Purchasing Power Parity (P.P.P.):

If you want to determine the value of any product, P.P.P. will help you do that. This value is usually determined in two different ways. First, after adjusting the difference of prices and second, exchange rate. If the value of a book in England is £20 and in the U.S.A. it is $15, then it is not good to compare these different prices. If the exchange rate between these two countries is £2/1$, then you will know that book is expensive in England. It is one of the most important concepts to understand the exchange rate system. Furthermore, it includes two models of the equilibrium exchange rate. Let’s discuss those:

Balance of Payments Model:

This model helps the E.R.M to hold the foreign exchange rates at the equilibrium level. It is only possible if they produce a positive balance. A country is likely to experience reduced foreign reserves if its current trade balance is in deficit. When reserves start getting lower, it decreases the home currency’s value. As a result of this, its exports will become more affordable in foreign markets. At the same time, imports are likely to become more expensive than earlier. After some time, imports will decline, and exports will rise.
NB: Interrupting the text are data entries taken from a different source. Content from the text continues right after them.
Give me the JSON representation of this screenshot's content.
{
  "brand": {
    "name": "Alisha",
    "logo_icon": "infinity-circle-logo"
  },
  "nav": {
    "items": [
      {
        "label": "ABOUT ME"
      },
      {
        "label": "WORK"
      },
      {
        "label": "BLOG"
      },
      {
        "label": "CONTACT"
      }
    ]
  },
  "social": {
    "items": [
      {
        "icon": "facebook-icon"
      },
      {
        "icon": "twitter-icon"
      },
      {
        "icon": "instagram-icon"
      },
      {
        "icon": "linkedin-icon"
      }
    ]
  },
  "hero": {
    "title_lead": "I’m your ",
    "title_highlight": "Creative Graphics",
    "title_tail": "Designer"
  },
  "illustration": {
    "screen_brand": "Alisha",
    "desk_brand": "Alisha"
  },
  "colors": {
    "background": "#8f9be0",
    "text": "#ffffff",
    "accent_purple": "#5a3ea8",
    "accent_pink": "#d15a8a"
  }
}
It will help the country to stabilize the trade balance. As a result of this, it will help the currency to come to an equilibrium level.

Asset Market Model:

Like P.P.P., tangible goods and services are the main focus of this particular model. This model will completely overshadow the role of capital. The transactions amounts are transferred to the capital account. It will go as a balance of payments that will decrease the current account deficit. If there is an increase in the capital flow, then it will give rise to this particular model.

Real versus Nominal Rates:

Real exchange rates is set in a way that presents nominal exchange rates. These rates are set for differences in price levels.

Real Exchange Rate:

It presents the nominal exchange rate along with price ratios of the products in the trading countries.

Nominal Exchange Rate:

It is the rate that helps the domestic currency to receive the foreign currency.

Calculating Exchange Rates:

Suppose we have dollar and pound as two different currencies. According to exchange rate, 2$ can buy 1£. The nominal exchange rate, in this case, is $/£ 2. It means 2$ can buy 1£. In another way, this exchange can be expressed as £/$ 0.5.

Exchange Rate Policy Choices:

It is the key responsibility of the government to consider its economic position. I will also help the country to determine the trade balance. Apart from this, they should make a good policy while selecting an exchange rate regime. A country has a free choice to choose either of these. If a country adopts first regime, it cannot use monetary policies with a free hand. But, the floating exchange rate helps the country to increase foreign reserves.


The exchange rate is set between two countries that are trade partners. This rate decides that how much a currency can be exchanged for another currency. Fixed exchange rate and floating exchange rate are two types of this system. A floating exchange rate helps the country to increase its foreign reserves. In contrast, a fixed change rate restricts the country to excise its monetary policy with a free hand. Apart from this, there is an economic concept of purchasing power parity. It helps the country to maintain foreign reserves and the balance of payments.